Good Decisions

QUESTION: What are we trying to achieve by treatment?

That is THE question everyone involved in medical decision making needs to ask. Who is everyone? Physician, patient, and family.

Most people (patients and family) faced with an illness look for the treatment to cure them, to return them to our life as it was before the illness occurred. However, with today’s medical accomplishments, fixing or curing may not be the only goal. Keeping the person alive, even if quality of life is sacrificed greatly, may be the medical goal. How do we know what the goal is? We need to ask. Yet most of us don’t. We just assume our physician is thinking the same way we are.

What questions do we need to ask and consider to ensure that all involved are working in harmony toward the same goal?

“Can my illness be cured?” If you have a broken leg you can be pretty sure your goal and your physician’s are the same--to get you walking again. If you have cancer, you might be expecting the physician to make it go away and return you to your normal life. Your physician may be expecting to slow your tumor growth or shrink it’s size a bit. But not cure you. See the difference?

“Can my illness be put into remission if a cure isn’t possible? What are the chances the proposed treatment can put the disease process into remission? What about inhibiting further progression? What about tumor shrinkage? These are all pertinent questions we need to ask when we are looking at any particular treatment options.

“Just how sick am I going to be with the treatment? What are all of the side effects?” The gains of a particular treatment may not be worth the debilitation caused by its medications and side effects. Sometimes, we’ve added two weeks to a pain filled life at the cost of three months of agonizing , incapacitating side effects.

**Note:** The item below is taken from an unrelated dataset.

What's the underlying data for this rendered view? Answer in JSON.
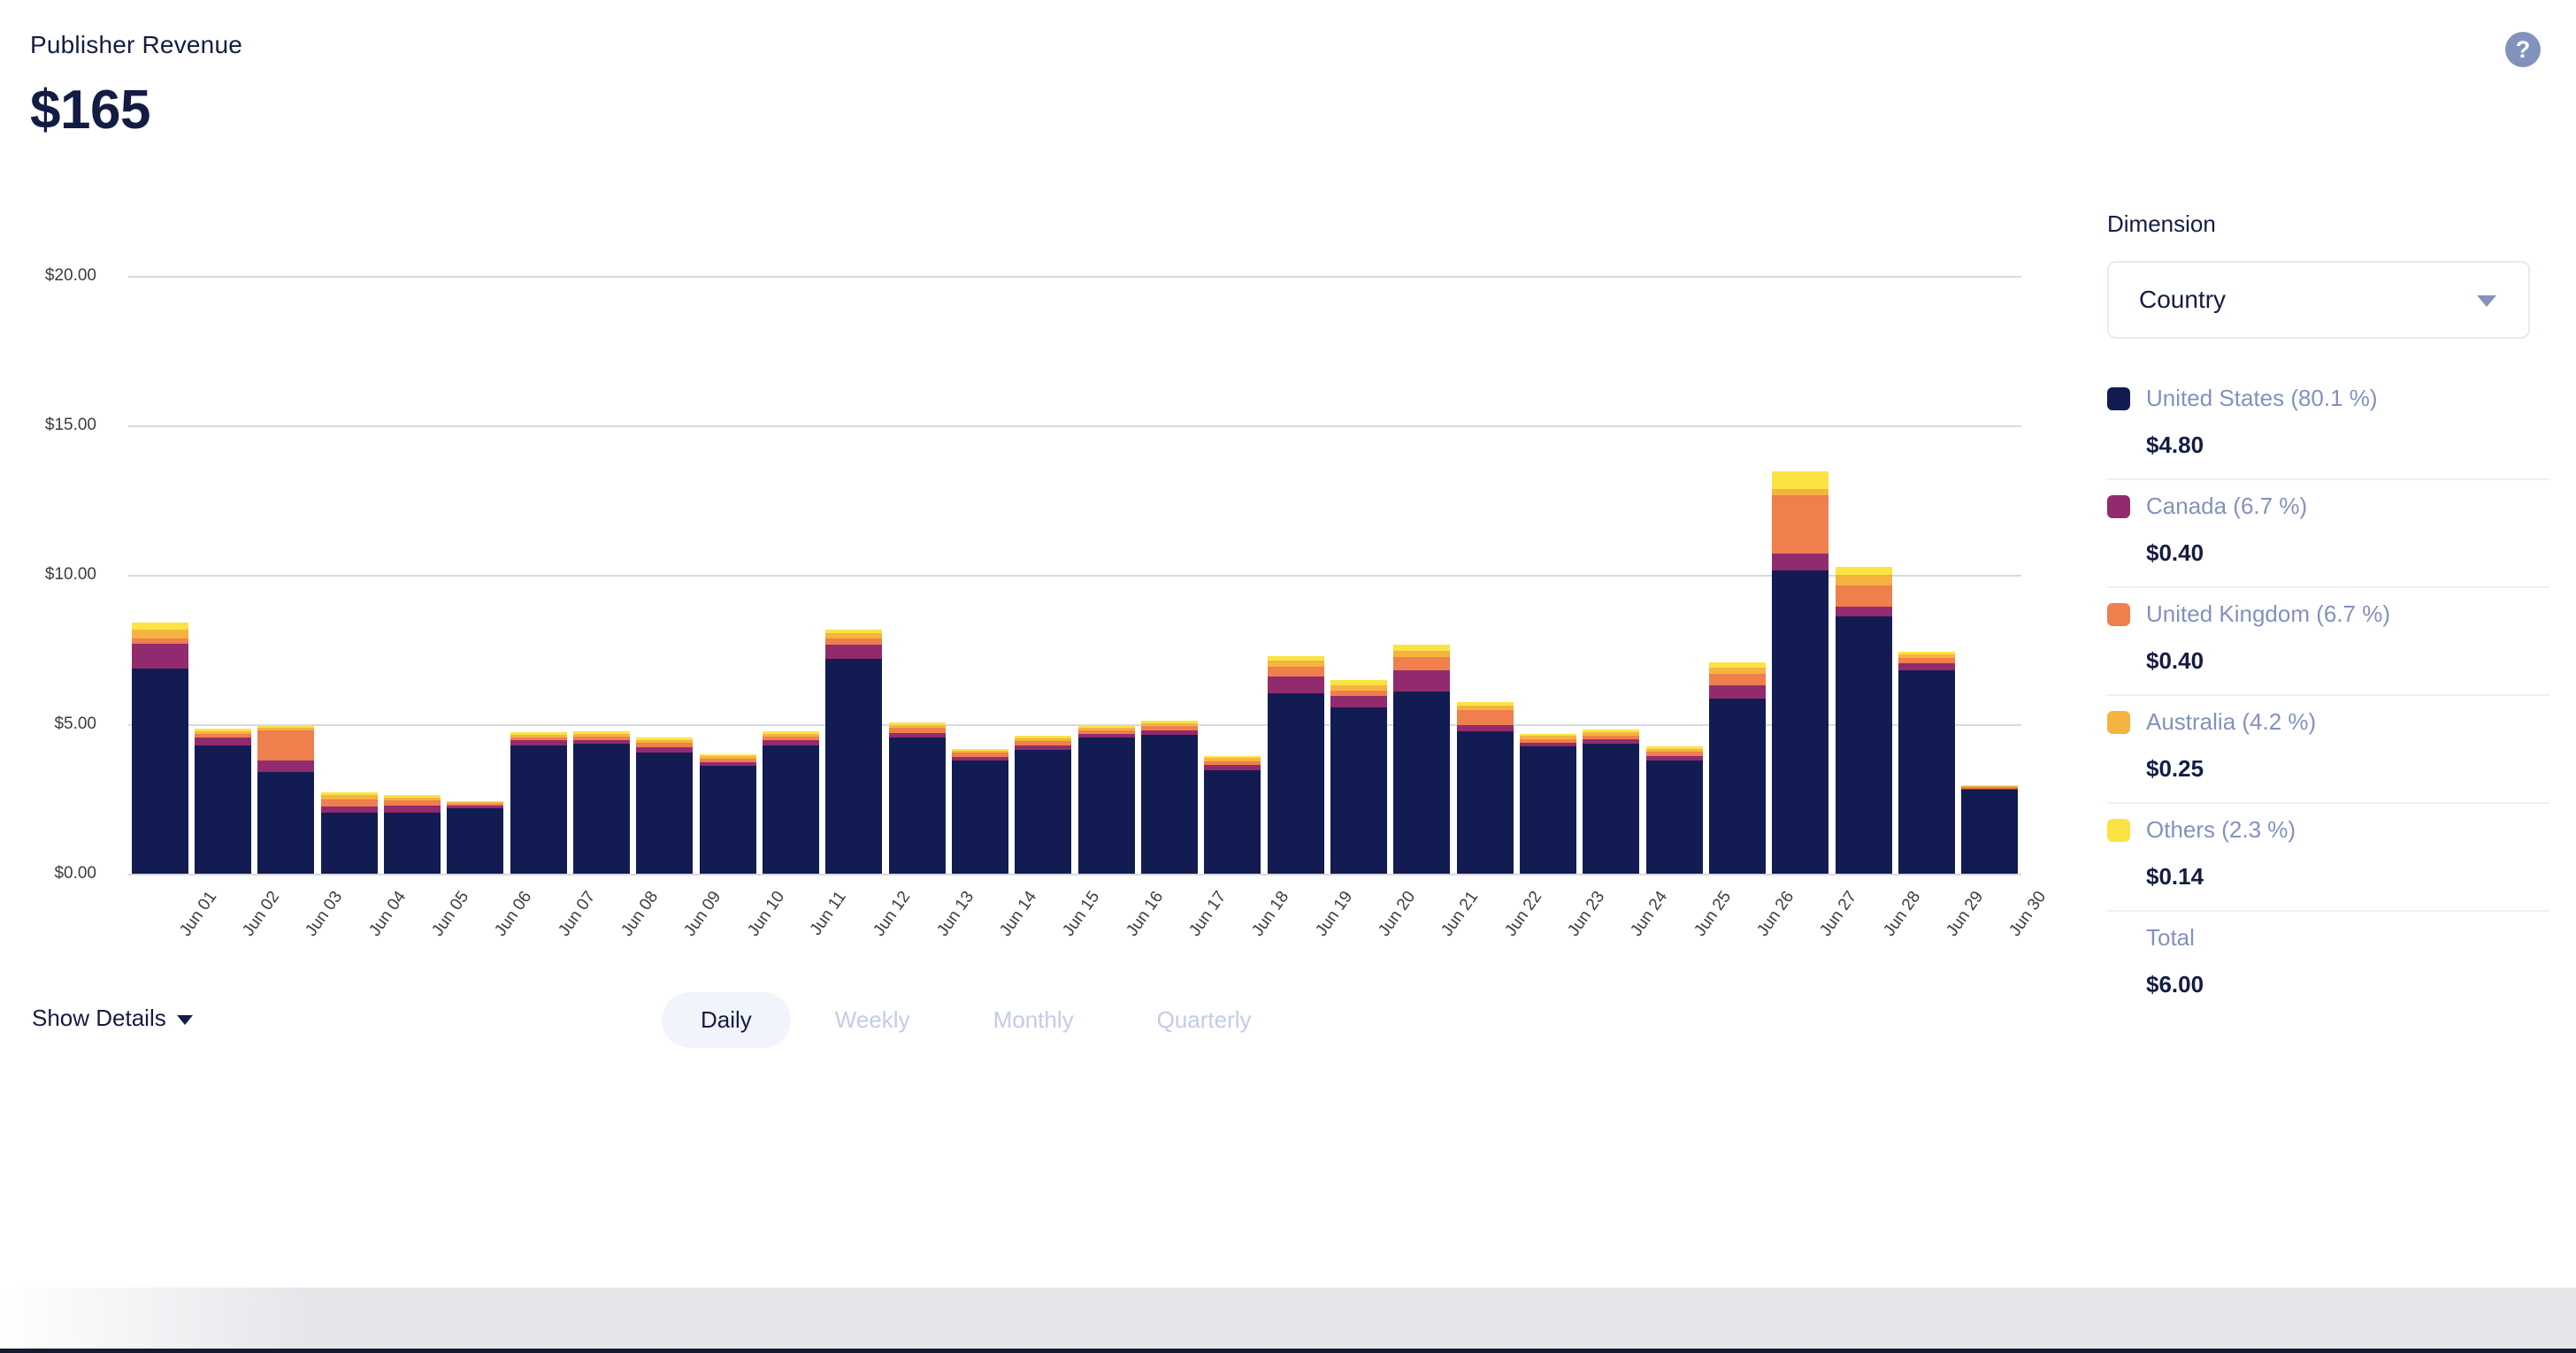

Remember, we are more than a physical body, we are emotional, mental, and spiritual. What are we doing for those parts of us when we pursue treatments without really understanding what we are getting ourselves into or what the expected outcome is? Are we headed for comfort or discomfort? Will the rest of our days be filled with illness and possibly pain?

Will the discomfort be worth the final outcome? Absolutely, if a cure is expected. Probably, if remission or even inhibiting progression is expected. But if with the proposed treatment we will have a difficult time with maintaining the disease status quo, let alone fixing it, then is it worth it?

There is no right or wrong answer to all these questions. Some people will want to do every possible thing to live just a few more days, no matter the condition of the physical body. Others will want to take the time and live the best they can without medical intervention (except for pain management).

If the patient can’t ask the questions (due to dementia or unconsciousness) that in itself can be an answer regarding body functioning and quality of life activities and the pursuit of treatments.

We can’t make choices that are best for us if we don’t have honest, accurate information upon which to base our decisions. We need to ask questions! We need to do our research! The Internet is a wonderful tool. It can help us get unbiased information. It has put a world of knowledge literally at our finger tips. Knowledge is power, knowledge reduces fear, and knowledge helps us make good decisions.

Something more about Good Decisions...

Taking an advocate to appointments, using the internet, getting second opinions... these are ways to help navigate the waters of a life threatening medical condition. A Time to Live is another way to get support if your illness is unfixable. A Time to Live helps make your gift of time a rich, meaningful time. And there is also support at my Facebook Group, End of Life Care and Bereavement.

Leave a comment

Please note, comments must be approved before they are published